Activity:
In the listing below, look for "emoji" and copy every line that has it.

Data section:
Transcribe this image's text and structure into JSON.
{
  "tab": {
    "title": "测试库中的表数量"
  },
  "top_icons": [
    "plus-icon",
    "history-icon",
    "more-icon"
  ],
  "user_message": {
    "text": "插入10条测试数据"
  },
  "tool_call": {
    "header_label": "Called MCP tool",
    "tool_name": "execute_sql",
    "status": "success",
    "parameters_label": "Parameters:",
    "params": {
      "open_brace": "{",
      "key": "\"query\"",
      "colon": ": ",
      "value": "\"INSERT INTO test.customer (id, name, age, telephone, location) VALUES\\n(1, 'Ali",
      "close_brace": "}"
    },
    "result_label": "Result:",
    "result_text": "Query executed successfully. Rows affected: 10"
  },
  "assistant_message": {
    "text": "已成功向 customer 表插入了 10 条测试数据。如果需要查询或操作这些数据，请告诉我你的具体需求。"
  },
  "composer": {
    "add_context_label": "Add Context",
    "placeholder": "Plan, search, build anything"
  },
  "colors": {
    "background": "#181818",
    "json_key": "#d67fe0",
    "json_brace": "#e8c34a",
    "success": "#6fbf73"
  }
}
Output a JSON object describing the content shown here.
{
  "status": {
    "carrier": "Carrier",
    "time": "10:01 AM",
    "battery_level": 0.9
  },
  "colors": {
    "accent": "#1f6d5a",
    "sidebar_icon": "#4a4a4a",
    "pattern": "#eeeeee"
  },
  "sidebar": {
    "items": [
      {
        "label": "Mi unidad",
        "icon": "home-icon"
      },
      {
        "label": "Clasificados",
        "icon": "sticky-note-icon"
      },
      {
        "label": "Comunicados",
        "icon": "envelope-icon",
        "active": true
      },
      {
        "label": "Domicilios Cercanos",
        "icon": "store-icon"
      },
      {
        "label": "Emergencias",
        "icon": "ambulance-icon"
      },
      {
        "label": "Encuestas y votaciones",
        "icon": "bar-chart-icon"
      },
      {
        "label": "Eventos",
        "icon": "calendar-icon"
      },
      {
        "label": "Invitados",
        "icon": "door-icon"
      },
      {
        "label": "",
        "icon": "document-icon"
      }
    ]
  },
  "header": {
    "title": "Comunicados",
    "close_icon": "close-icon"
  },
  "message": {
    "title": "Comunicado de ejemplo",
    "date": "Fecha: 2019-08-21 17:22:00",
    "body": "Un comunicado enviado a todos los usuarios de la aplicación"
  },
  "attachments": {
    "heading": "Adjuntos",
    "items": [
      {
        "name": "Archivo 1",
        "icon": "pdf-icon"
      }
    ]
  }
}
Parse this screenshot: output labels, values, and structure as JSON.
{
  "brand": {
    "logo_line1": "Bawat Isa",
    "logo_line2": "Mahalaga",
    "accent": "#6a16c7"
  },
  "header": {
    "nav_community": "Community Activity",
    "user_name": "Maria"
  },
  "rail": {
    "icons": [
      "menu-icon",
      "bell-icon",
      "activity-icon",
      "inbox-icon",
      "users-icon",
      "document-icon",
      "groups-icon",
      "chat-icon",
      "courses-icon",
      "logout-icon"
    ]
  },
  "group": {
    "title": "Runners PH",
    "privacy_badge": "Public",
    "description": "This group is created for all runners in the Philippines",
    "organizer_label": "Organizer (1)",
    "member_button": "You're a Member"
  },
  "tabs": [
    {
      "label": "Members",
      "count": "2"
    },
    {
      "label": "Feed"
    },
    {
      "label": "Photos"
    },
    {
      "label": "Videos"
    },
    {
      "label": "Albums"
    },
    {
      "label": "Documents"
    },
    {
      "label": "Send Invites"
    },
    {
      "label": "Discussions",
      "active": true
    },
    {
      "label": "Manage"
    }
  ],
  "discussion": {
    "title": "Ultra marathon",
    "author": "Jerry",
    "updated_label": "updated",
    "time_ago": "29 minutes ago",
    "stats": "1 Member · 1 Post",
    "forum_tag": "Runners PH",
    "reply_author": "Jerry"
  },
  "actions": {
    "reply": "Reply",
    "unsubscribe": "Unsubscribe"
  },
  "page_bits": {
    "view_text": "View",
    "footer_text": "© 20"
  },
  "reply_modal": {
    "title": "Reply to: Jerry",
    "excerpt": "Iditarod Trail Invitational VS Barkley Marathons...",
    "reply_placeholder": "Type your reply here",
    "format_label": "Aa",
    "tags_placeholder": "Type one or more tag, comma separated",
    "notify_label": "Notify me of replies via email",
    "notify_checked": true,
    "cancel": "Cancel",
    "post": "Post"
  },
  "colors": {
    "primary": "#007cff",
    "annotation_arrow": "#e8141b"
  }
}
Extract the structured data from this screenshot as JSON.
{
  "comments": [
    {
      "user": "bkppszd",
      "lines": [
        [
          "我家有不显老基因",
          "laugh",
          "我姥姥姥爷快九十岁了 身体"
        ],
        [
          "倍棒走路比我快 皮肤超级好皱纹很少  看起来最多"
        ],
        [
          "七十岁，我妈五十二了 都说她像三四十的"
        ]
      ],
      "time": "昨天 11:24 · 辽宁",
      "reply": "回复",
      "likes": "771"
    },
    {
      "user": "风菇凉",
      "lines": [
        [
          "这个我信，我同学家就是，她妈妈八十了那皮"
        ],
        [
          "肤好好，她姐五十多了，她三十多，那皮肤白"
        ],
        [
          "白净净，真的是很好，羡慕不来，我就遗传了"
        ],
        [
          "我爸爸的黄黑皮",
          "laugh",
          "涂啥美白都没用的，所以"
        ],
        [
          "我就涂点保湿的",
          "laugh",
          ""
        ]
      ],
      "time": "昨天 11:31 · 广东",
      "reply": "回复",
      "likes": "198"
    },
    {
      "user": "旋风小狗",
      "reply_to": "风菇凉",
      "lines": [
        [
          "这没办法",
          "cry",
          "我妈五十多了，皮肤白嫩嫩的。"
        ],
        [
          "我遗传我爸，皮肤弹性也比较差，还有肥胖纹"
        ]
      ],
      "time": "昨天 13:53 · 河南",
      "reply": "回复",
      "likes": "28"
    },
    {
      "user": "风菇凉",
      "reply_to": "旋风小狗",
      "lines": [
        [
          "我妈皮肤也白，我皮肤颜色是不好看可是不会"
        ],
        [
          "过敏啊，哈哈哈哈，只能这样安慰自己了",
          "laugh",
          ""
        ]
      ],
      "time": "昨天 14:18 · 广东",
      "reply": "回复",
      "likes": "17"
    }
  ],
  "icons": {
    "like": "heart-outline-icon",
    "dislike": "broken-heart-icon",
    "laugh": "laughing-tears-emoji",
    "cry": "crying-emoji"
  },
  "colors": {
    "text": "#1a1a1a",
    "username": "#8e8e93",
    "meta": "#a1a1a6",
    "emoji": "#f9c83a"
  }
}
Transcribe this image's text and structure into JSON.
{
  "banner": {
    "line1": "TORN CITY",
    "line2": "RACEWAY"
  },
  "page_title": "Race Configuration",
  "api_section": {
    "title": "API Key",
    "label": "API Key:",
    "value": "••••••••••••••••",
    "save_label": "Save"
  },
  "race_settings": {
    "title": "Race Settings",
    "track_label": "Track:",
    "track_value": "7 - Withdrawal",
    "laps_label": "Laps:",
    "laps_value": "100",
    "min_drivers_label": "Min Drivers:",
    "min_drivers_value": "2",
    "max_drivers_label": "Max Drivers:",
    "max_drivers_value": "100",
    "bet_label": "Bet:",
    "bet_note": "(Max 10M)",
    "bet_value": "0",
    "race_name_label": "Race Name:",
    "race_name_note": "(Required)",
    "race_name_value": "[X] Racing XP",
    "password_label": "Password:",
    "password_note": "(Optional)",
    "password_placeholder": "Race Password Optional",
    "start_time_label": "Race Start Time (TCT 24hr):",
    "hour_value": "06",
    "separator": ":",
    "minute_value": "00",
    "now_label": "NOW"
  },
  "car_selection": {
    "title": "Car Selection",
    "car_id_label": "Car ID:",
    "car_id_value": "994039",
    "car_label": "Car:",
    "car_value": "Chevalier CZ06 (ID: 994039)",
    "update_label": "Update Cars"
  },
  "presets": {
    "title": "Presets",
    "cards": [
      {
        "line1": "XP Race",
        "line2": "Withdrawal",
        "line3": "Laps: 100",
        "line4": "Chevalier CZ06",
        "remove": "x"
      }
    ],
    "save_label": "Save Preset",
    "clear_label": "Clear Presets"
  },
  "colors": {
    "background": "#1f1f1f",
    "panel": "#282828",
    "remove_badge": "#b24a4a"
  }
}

Response to the exercise:
    "laugh": "laughing-tears-emoji",
    "cry": "crying-emoji"
    "emoji": "#f9c83a"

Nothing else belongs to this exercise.